Age of Reason is a UK luxury print label with an emphasis on quality, sustainability, and ethics. Born as a scarf studio, the brand recently began to evolve by adding clothing and homeware. It is designed by Ali Mapletoft, a former London filmmaker. They’re on a mission to change the way the industry approaches high-end fashion and interiors by proving luxury can be ethical, inclusive, and playful.
VIN + OMI
If you are in a mood to try some innovative textiles, VIN + OMI- a leading international Eco-Brand- is the place to go to! Along with all their other sustainable and eco-friendly products, they produce textiles from nettles and cow parsley and flax. VIN + OMI’s distinct style mixes strong prints, bold silhouettes, and wide-ranging textures alongside impactful slogans.
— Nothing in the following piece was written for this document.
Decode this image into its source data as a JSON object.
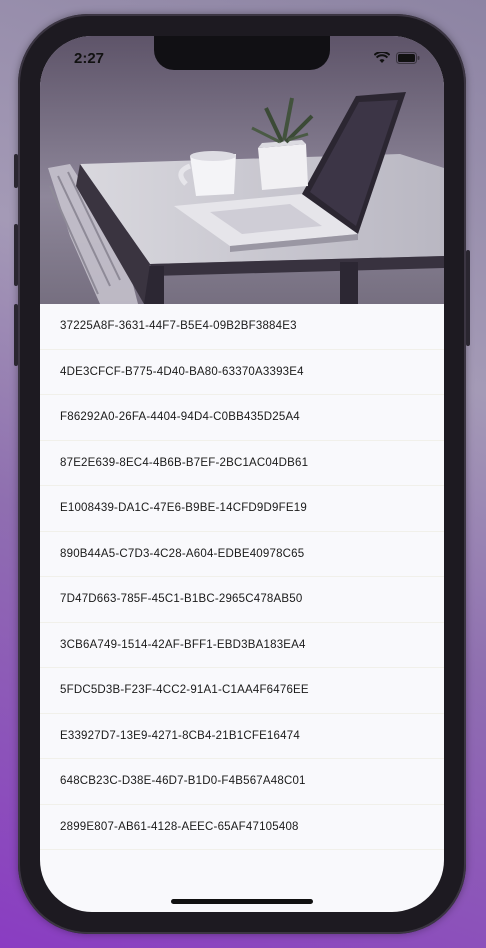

Madia & Matilda
Madia & Matilda is a unique luxury clothing label, specializing in upcycled and sustainable fabrics. Madia & Matilda is based in the beautiful Cotswold’s founded by Shalize Nicholas. Each piece is handcrafted with care, turning old garments and remnants, into new designs, or designing new garments with sustainable fabrics. Madia & Matilda share a passion for beautifully created clothing, which prolongs the longevity of the lifespan of a garment, leading to a less wasteful world.
Henri focuses on expertly tailored, 100% organic cotton, shirts, trousers, and jackets. The majority of the organic cotton used by Henri is certified by Global Organic Textile Standards (GOTS). Fabrics are either hand-woven on traditional Indian wooden looms or machine woven in France. Hand-weaving gives a beautiful texture of the fabric – a human touch – something that can’t be achieved with machines! Also, don’t forget to take part in their shirt-making workshops!
Slow fashion from Bali
Bali is much more than great weather, pristine beaches, local flair, flower power, great cuisine, pampering resorts, lively festivals, and warm hospitality. Yes, Bali is a shoppers paradise for sustainable brands.
You can rejoice in the best shopping experiences at Bali, where you can find stores for beauty and skincare products to unique homewares, antiques, delicately carved jewelry, wooden sculptures, and woven and dyed fabrics. Here are a few sustainable stores where our eco-warriors can go binge shopping!
Threads of Life
Threads of Life is a Fairtrade gallery in Bali that works directly with over 1000 weavers on 12 islands across Indonesia, utilizing culture and conservation to alleviate poverty. They commission heirloom-quality textiles and baskets made with natural dyes and help weavers form independent cooperatives and manage their resources sustainably.
Lulu Yasmine is a fashion label handmade in Bali, focusing on delivering unique products and empowering the local community. They use natural fabric but not so natural dying because they have to deal with what’s available on the market and they do not have the latest eco-technology in Bali. They hope to produce fully sustainable products in the near future but for now, they deliver very high-quality standards products.
Eleven44 produces quality long-lasting minimalist basics for men and women made only from organic cotton or sustainable textiles. They work with the cottage industry in Bali to create slow fashion produced in small batches made by hand, using fair trade. Textile waste is managed by donating to the home industry that makes floor mats and also cleaning rags. They also create stunning statement heirloom jewelry using recycled metals.